The palate carries across much of the nose, but this time with the wonderful addition of some peat smoke. It’s almost a surprise to find it as the nose hid it so well with all those lovely creamy notes. There’s a touch of floral which comes through along with a slightly damp oak note. The sweetness is still there but these are kept in check by the peat. The stewed fruits are stronger, blackberries, plums and dates. Big hits of ginger and cinnamon are backed up with lemon zest and a touch of lime.
A smooth finish, with the rich fruits tailing off first, leaving a lovely buttery, toffee sweetness, which is constantly peppered with wisps of peat smoke.

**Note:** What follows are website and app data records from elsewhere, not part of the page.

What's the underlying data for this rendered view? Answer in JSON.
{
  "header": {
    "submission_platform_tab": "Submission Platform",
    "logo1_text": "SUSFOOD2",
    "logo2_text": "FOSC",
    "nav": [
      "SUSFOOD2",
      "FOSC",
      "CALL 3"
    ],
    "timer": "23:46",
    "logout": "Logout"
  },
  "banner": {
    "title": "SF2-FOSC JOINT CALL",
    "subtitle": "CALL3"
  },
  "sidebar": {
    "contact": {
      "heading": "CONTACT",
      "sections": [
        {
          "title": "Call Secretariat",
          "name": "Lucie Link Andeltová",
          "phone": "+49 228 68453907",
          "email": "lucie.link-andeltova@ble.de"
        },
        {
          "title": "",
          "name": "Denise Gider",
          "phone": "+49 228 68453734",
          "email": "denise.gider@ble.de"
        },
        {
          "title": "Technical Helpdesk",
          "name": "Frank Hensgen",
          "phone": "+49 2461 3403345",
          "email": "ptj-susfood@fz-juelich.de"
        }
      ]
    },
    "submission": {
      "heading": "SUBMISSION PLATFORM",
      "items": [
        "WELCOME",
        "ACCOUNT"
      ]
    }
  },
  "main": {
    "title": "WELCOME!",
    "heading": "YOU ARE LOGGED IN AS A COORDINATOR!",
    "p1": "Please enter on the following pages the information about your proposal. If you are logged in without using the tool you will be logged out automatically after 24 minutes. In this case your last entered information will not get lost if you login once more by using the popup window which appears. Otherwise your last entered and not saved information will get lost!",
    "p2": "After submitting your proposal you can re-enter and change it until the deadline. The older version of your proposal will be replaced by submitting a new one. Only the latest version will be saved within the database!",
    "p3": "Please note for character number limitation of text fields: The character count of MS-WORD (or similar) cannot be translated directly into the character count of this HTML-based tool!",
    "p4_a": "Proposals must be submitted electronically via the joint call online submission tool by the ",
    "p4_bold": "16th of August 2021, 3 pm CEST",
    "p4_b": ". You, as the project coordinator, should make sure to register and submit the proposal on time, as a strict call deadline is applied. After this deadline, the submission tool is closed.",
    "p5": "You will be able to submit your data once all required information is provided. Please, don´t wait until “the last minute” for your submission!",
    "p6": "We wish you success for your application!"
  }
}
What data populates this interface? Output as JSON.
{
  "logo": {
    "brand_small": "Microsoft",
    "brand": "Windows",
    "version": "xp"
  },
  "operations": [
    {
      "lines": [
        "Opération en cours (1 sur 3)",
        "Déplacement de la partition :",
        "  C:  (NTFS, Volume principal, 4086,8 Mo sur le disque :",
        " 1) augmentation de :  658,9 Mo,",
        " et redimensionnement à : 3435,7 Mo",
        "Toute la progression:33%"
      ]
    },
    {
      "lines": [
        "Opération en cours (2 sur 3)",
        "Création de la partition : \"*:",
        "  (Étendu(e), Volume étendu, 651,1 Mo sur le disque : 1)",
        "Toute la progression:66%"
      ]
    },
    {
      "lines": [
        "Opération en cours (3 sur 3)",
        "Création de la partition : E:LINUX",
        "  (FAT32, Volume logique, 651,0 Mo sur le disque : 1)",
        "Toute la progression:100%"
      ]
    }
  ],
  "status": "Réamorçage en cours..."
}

Well, I wasn’t sure that I would like this one, but wow the complexity. The price point on this is really reasonable, there are so many flavours to find in this and the fruit, sweetness, and drying smoke really leave you guessing at every sip. I would definitely pick this one up, it’s stunning and shows just how amazing blends can be. To all those out there producing blends, watch and learn!
The first thing that hits me is a peach melba, quickly followed up by some citrus and acetone notes, in a good way though. There is a slight hint of burnt heather and autumn leaves make an appearance, with some boiled milk cooling on the cooker which gives way to a soft smoke like the last embers of a beach fire.
A quick hit of peat smoke covers the mouth, this quickly dissipates leaving a lovely creamy sensation, like a mild korma. The peach from the nose finally enters and is a welcome addition to the creaminess. There is a small touch of spice dancing at the back of your tongue before the whisky imparts a lovely creamy citrus finish which lasts a good length of time.
A wonderful addition to the Great King Street range and Compass Box in general. You can feel the peat from the experimental GKS which has been available lately. A terrific blend and one worthy of the Compass Box name, reasonably priced at under £30 and being a Glasgow boy, this is one dram that will always be on my shelf.